Lance Armstrong's meeting with an independent panel investigating cycling's doping past was welcomed by the World Anti-Doping Agency on Friday as a positive step in getting to the bottom of the drug culture which ravaged the sport.
Cycling's governing body and the World Anti-Doping Agency have agreed an independent commission will look into the sport's drug-stained past, and Lance Armstrong will be invited to testify, UCI President Brian Cookson told The Associated Press.
The World Anti-Doping Agency called the UCI "deceitful" Tuesday for shutting down its independent doping panel and said it won't participate in an amnesty commission set up by the cycling governing body.
Cycling's governing body agreed Friday to introduce a "truth and reconciliation" commission with the World Anti-Doping Agency, effectively undermining the independent panel investigating the Lance Armstrong scandal.
The World Anti-Doping Agency announced Tuesday that it will not participate in an investigation into links that cycling's governing body allegedly had to Lance Armstrong due to "serious concerns" about the inquiry.
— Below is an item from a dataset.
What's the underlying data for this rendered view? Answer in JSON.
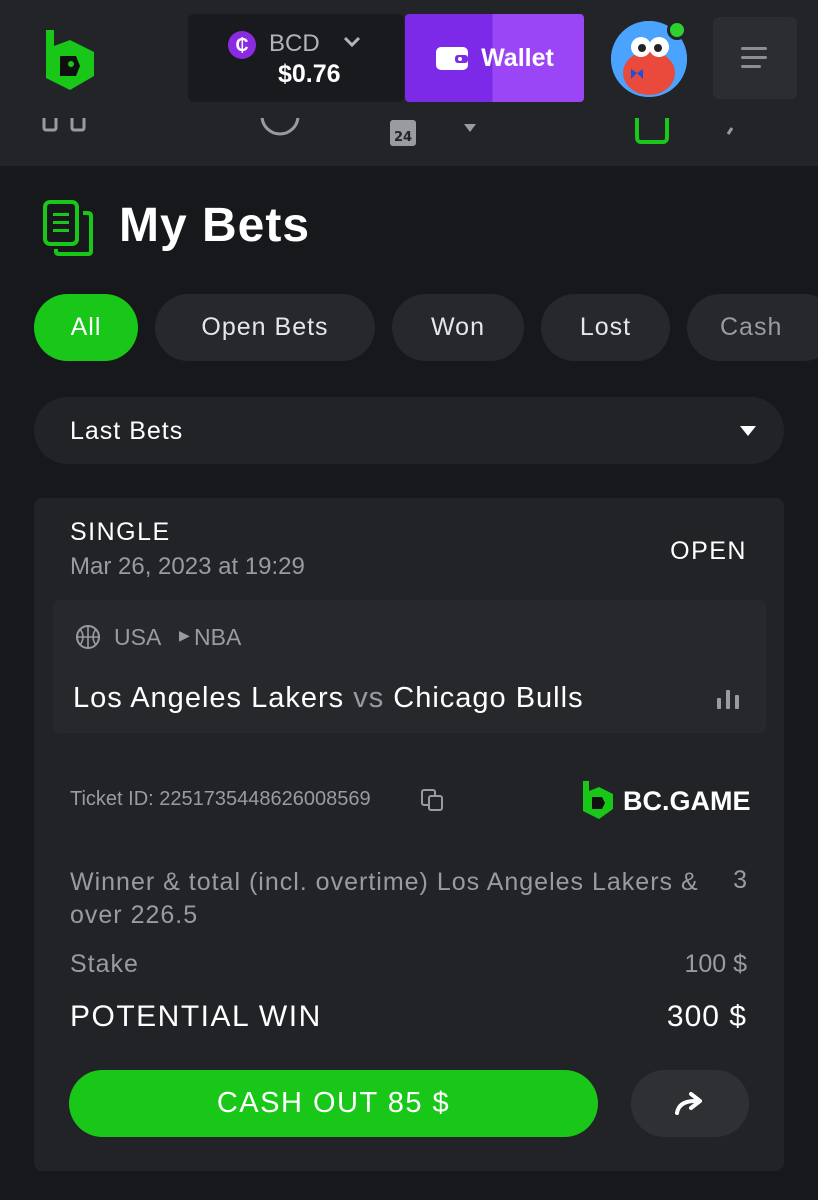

The World Anti-Doping Agency accepted the decision that stripped Lance Armstrong of his seven Tour de France titles, saying Friday it was the "right and proper sanction" for the disgraced American cyclist.